Hereditary Angioedema ("HAE") is a rare and potentially life threatening medical condition, which causes swelling in almost any body part, external or internal. The swelling occurs unpredictably, but can be triggered by repetitive motion, or even just being bumped. The swelling and pain can completely preclude use of the affected body part, e.g., hands, feet, or can result in death if the airways or digestive system swell.
From a claimant's persepective, the problem is explaining why HAE renders them disabled from working. A Social Security medical expert testified that my 43 year old client was disabled, but could stand/walk 6 hours out of 8, and could lift 10 lbs. The administrative law judge (“ALJ”) wanted a supplemental hearing, presumably for a vocational expert, until I cross examined the medical expert ("ME").
I was able to get the ME to agree that the claimant would miss at least 3-4 days a month because of the HAE. The ME also agreed that while the claimant might be able to lift 10 lbs and stand for 6 hours, it was not advisable for him to do so given his HAE. Following the ME's conclusions, the ALJ stated that a supplemental hearing would not be necessary, and she would issue a decision shortly.

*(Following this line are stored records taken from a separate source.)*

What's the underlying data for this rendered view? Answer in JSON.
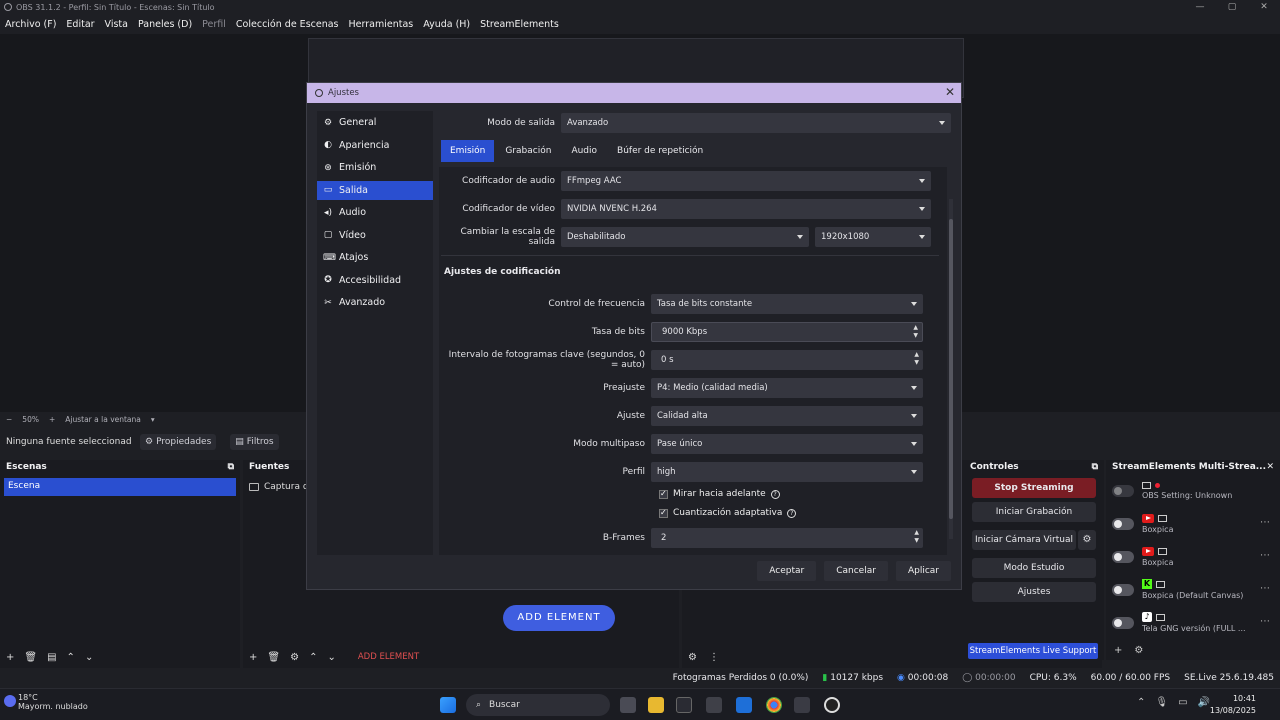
{
  "window": {
    "title": "OBS 31.1.2 - Perfil: Sin Título - Escenas: Sin Título",
    "controls": [
      "—",
      "▢",
      "✕"
    ]
  },
  "menu": {
    "items": [
      "Archivo (F)",
      "Editar",
      "Vista",
      "Paneles (D)",
      "Perfil",
      "Colección de Escenas",
      "Herramientas",
      "Ayuda (H)",
      "StreamElements"
    ]
  },
  "zoom": {
    "level": "50%",
    "fit": "Ajustar a la ventana"
  },
  "source_toolbar": {
    "no_source": "Ninguna fuente seleccionad",
    "properties": "Propiedades",
    "filters": "Filtros"
  },
  "scenes": {
    "title": "Escenas",
    "items": [
      "Escena"
    ]
  },
  "sources": {
    "title": "Fuentes",
    "items": [
      "Captura de"
    ],
    "add_element": "ADD ELEMENT"
  },
  "controls": {
    "title": "Controles",
    "stop_streaming": "Stop Streaming",
    "start_recording": "Iniciar Grabación",
    "virtual_camera": "Iniciar Cámara Virtual",
    "studio_mode": "Modo Estudio",
    "settings": "Ajustes"
  },
  "multistream": {
    "title": "StreamElements Multi-Strea...",
    "rows": [
      {
        "label": "OBS Setting: Unknown"
      },
      {
        "label": "Boxpica"
      },
      {
        "label": "Boxpica"
      },
      {
        "label": "Boxpica (Default Canvas)"
      },
      {
        "label": "Tela GNG versión (FULL ..."
      }
    ],
    "support": "StreamElements Live Support"
  },
  "add_element_center": "ADD ELEMENT",
  "status": {
    "dropped": "Fotogramas Perdidos 0 (0.0%)",
    "bitrate": "10127 kbps",
    "stream_time": "00:00:08",
    "rec_time": "00:00:00",
    "cpu": "CPU: 6.3%",
    "fps": "60.00 / 60.00 FPS",
    "version": "SE.Live 25.6.19.485"
  },
  "taskbar": {
    "temp": "18°C",
    "weather": "Mayorm. nublado",
    "search": "Buscar",
    "time": "10:41",
    "date": "13/08/2025"
  },
  "dialog": {
    "title": "Ajustes",
    "sidebar": [
      {
        "label": "General",
        "icon": "⚙"
      },
      {
        "label": "Apariencia",
        "icon": "🎨"
      },
      {
        "label": "Emisión",
        "icon": "📡"
      },
      {
        "label": "Salida",
        "icon": "▭"
      },
      {
        "label": "Audio",
        "icon": "🔊"
      },
      {
        "label": "Vídeo",
        "icon": "▭"
      },
      {
        "label": "Atajos",
        "icon": "⌨"
      },
      {
        "label": "Accesibilidad",
        "icon": "◉"
      },
      {
        "label": "Avanzado",
        "icon": "✂"
      }
    ],
    "output_mode_label": "Modo de salida",
    "output_mode": "Avanzado",
    "tabs": [
      "Emisión",
      "Grabación",
      "Audio",
      "Búfer de repetición"
    ],
    "audio_encoder_label": "Codificador de audio",
    "audio_encoder": "FFmpeg AAC",
    "video_encoder_label": "Codificador de vídeo",
    "video_encoder": "NVIDIA NVENC H.264",
    "rescale_label": "Cambiar la escala de salida",
    "rescale": "Deshabilitado",
    "rescale_res": "1920x1080",
    "encoding_section": "Ajustes de codificación",
    "rate_control_label": "Control de frecuencia",
    "rate_control": "Tasa de bits constante",
    "bitrate_label": "Tasa de bits",
    "bitrate": "9000 Kbps",
    "keyframe_label": "Intervalo de fotogramas clave (segundos, 0 = auto)",
    "keyframe": "0 s",
    "preset_label": "Preajuste",
    "preset": "P4: Medio (calidad media)",
    "tuning_label": "Ajuste",
    "tuning": "Calidad alta",
    "multipass_label": "Modo multipaso",
    "multipass": "Pase único",
    "profile_label": "Perfil",
    "profile": "high",
    "lookahead": "Mirar hacia adelante",
    "adaptive_quant": "Cuantización adaptativa",
    "bframes_label": "B-Frames",
    "bframes": "2",
    "buttons": {
      "accept": "Aceptar",
      "cancel": "Cancelar",
      "apply": "Aplicar"
    }
  }
}
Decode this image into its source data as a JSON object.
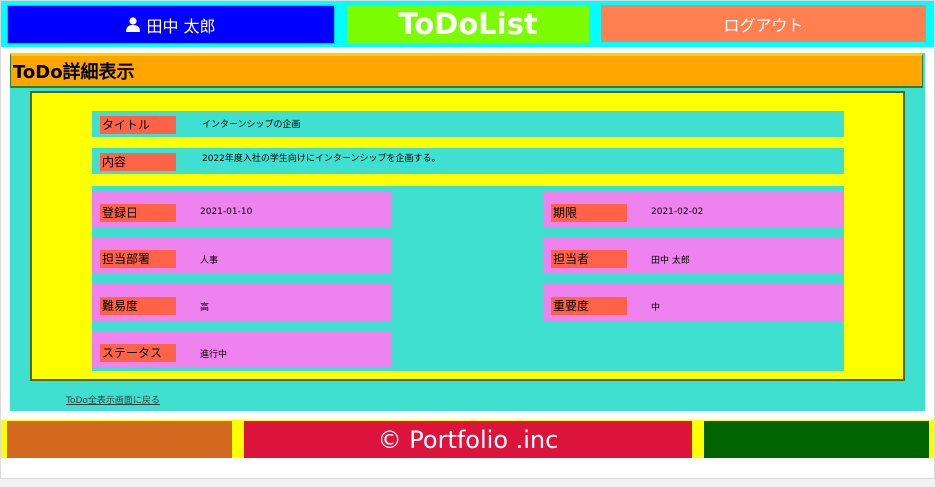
{
  "header": {
    "user_name": "田中 太郎",
    "app_title": "ToDoList",
    "logout_label": "ログアウト"
  },
  "main": {
    "page_title": "ToDo詳細表示",
    "title_label": "タイトル",
    "title_value": "インターンシップの企画",
    "content_label": "内容",
    "content_value": "2022年度入社の学生向けにインターンシップを企画する。",
    "fields": {
      "registered_label": "登録日",
      "registered_value": "2021-01-10",
      "deadline_label": "期限",
      "deadline_value": "2021-02-02",
      "department_label": "担当部署",
      "department_value": "人事",
      "assignee_label": "担当者",
      "assignee_value": "田中 太郎",
      "difficulty_label": "難易度",
      "difficulty_value": "高",
      "importance_label": "重要度",
      "importance_value": "中",
      "status_label": "ステータス",
      "status_value": "進行中"
    },
    "back_link": "ToDo全表示画面に戻る"
  },
  "footer": {
    "copyright": "© Portfolio .inc"
  },
  "icons": {
    "user": "user-icon"
  },
  "colors": {
    "header_bg": "#00ffff",
    "user_button": "#0000ff",
    "title_bg": "#7cfc00",
    "logout_button": "#ff7f50",
    "main_bg": "#40e0d0",
    "section_title_bg": "#ffa500",
    "detail_bg": "#ffff00",
    "label_bg": "#ff6347",
    "cell_bg": "#ee82ee",
    "footer_left": "#d2691e",
    "footer_mid": "#dc143c",
    "footer_right": "#006400"
  }
}
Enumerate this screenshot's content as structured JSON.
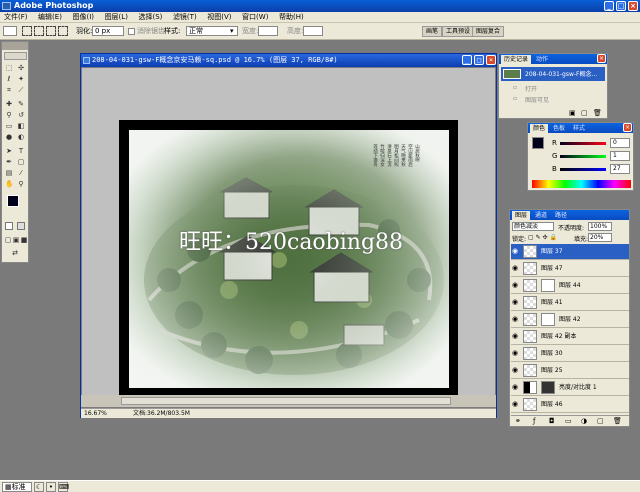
{
  "app": {
    "title": "Adobe Photoshop"
  },
  "menu": [
    "文件(F)",
    "编辑(E)",
    "图像(I)",
    "图层(L)",
    "选择(S)",
    "滤镜(T)",
    "视图(V)",
    "窗口(W)",
    "帮助(H)"
  ],
  "options": {
    "feather_label": "羽化:",
    "feather_value": "0 px",
    "antialias_label": "消除锯齿",
    "style_label": "样式:",
    "style_value": "正常",
    "width_label": "宽度:",
    "height_label": "高度:",
    "tabs": [
      "画笔",
      "工具预设",
      "图层复合"
    ]
  },
  "document": {
    "title": "208-04-031-gsw-F概念京安马赖-sq.psd @ 16.7% (图层 37, RGB/8#)",
    "zoom": "16.67%",
    "doc_size": "文档:36.2M/803.5M",
    "watermark": "旺旺：520caobing88",
    "poem_lines": [
      "山居秋暝",
      "空山新雨后",
      "天气晚来秋",
      "明月松间照",
      "清泉石上流",
      "竹喧归浣女",
      "莲动下渔舟"
    ]
  },
  "history": {
    "tabs": [
      "历史记录",
      "动作"
    ],
    "snapshot": "208-04-031-gsw-F概念...",
    "items": [
      "打开",
      "图层可见"
    ]
  },
  "color": {
    "tabs": [
      "颜色",
      "色板",
      "样式"
    ],
    "channels": [
      {
        "label": "R",
        "value": "0"
      },
      {
        "label": "G",
        "value": "1"
      },
      {
        "label": "B",
        "value": "27"
      }
    ],
    "fg_hex": "#00011b"
  },
  "layers": {
    "tabs": [
      "图层",
      "通道",
      "路径"
    ],
    "blend": "颜色减淡",
    "opacity_label": "不透明度:",
    "opacity": "100%",
    "lock_label": "锁定:",
    "fill_label": "填充:",
    "fill": "20%",
    "items": [
      {
        "name": "图层 37",
        "selected": true
      },
      {
        "name": "图层 47",
        "selected": false
      },
      {
        "name": "图层 44",
        "selected": false
      },
      {
        "name": "图层 41",
        "selected": false
      },
      {
        "name": "图层 42",
        "selected": false
      },
      {
        "name": "图层 42 副本",
        "selected": false
      },
      {
        "name": "图层 30",
        "selected": false
      },
      {
        "name": "图层 25",
        "selected": false
      },
      {
        "name": "亮度/对比度 1",
        "selected": false
      },
      {
        "name": "图层 46",
        "selected": false
      }
    ]
  },
  "taskbar": {
    "start_label": "标准"
  }
}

Given the ME's testimony, I anticipate a fully favorable decision.
The ALJ also wanted a supplemental hearing so the ME could consider adversarial evidence. Because of my client's HAE, he is homeless, which is why I vehemently opposed a supplemental hearing. Besides needing SSD to live, the client should also be entitled to receive Medicare, which is critical to his receiving proper treatment.